Pink offers us so much wisdom in the area of prayer. Let's look again at some thoughts on prayer from chapter 3 of his A Guide to Fervent Prayer:

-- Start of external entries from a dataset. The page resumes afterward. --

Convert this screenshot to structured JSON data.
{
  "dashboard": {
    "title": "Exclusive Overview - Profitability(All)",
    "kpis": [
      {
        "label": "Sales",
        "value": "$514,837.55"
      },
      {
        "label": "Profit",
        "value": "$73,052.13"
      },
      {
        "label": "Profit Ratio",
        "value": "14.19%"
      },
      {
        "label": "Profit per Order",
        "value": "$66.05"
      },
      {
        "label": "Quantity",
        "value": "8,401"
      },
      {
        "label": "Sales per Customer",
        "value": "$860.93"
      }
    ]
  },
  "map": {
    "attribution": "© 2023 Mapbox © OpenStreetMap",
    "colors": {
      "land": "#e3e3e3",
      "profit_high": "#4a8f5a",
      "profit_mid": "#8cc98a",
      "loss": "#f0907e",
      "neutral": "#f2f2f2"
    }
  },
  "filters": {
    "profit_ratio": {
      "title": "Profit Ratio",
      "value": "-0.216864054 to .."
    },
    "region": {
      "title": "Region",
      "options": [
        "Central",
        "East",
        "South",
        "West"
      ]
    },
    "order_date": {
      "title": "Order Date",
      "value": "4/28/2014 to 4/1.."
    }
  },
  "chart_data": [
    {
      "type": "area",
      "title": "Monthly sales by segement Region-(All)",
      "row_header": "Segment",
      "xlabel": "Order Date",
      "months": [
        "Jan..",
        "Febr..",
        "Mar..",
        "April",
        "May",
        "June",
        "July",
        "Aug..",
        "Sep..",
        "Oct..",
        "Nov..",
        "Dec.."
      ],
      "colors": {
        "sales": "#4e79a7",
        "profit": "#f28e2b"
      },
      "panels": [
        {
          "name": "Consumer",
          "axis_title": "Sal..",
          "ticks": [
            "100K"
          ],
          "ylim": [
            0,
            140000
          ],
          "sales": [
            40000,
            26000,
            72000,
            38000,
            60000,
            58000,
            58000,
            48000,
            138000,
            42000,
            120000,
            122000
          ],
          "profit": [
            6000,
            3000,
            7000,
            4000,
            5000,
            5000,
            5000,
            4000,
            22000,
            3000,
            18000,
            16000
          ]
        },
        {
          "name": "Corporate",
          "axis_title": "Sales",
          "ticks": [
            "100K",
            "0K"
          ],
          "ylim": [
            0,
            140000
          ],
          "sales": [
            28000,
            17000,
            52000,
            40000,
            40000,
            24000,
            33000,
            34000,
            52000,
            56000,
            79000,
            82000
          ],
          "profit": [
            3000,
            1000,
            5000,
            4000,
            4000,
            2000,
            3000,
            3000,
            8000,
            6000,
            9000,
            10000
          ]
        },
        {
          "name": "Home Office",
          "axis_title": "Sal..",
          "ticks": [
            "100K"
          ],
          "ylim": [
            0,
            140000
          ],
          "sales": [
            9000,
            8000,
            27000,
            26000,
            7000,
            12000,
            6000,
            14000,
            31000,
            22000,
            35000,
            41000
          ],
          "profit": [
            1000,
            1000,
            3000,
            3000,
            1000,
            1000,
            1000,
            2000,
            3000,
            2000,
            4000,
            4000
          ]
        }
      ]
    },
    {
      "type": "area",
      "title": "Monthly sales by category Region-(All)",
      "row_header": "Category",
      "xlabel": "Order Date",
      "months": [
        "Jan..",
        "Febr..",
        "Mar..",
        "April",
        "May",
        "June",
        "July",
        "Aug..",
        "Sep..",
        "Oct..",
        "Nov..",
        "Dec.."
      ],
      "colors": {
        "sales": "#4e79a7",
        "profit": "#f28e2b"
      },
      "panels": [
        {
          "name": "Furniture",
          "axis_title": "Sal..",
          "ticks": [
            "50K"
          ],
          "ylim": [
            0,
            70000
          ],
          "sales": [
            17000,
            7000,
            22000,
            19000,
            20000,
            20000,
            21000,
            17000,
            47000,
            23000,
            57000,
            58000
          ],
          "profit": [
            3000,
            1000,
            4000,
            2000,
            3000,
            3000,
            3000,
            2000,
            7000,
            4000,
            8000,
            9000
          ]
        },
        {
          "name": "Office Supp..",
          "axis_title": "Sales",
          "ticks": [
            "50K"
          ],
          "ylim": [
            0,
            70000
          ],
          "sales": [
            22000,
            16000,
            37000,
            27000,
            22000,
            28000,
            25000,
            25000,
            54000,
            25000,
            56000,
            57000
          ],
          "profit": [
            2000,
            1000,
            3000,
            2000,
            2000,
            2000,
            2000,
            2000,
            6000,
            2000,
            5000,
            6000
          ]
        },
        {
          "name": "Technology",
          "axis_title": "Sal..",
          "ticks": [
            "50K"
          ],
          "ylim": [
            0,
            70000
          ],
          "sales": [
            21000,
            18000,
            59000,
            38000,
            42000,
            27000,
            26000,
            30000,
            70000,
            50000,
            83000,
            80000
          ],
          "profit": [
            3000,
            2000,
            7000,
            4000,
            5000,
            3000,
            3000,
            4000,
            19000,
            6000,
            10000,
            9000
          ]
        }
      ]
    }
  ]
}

Herein, indeed, is a humbling truth, yet a fact it is that Christians are, in themselves, incapable of discharging their duty. Though the love of God has been shed abroad in their hearts and a principle of holiness (or new nature) communicated to them, yet they are unable to perform the good they ardently desire to do. Not only are they still very ignorant of many of the requirements of God's revealed will, but indwelling sin ever opposes and seeks to incline their hearts in a contrary direction. Thus it is imperative that they daily seek from God fresh supplies of grace. Though assured that God shall surely complete His good work in us (Phil. 1:6), that does not render needless our crying to Him “that performeth all things for me [us]” (Ps. 57:2, brackets mine). Nor does the privilege of prayer release us from the obligation of obedience. Rather, in prayer we are to beg Him to quicken us to the performance of those duties He requires. The blessing of access to God is not designed to discharge us from the regular and diligent use of all the means God has appointed for our practical sanctification, but is meant to provide for our seeking of the Divine blessing on our use of all the means of grace. Our duty is this: to ask God to work in us “both to will and to do of his good pleasure” (Phil. 2:13); to avoid quenching His Spirit by slothfulness and disobedience, especially after we have prayed for His sweet influences (I Thess. 5:19); and to use the grace He has already given us.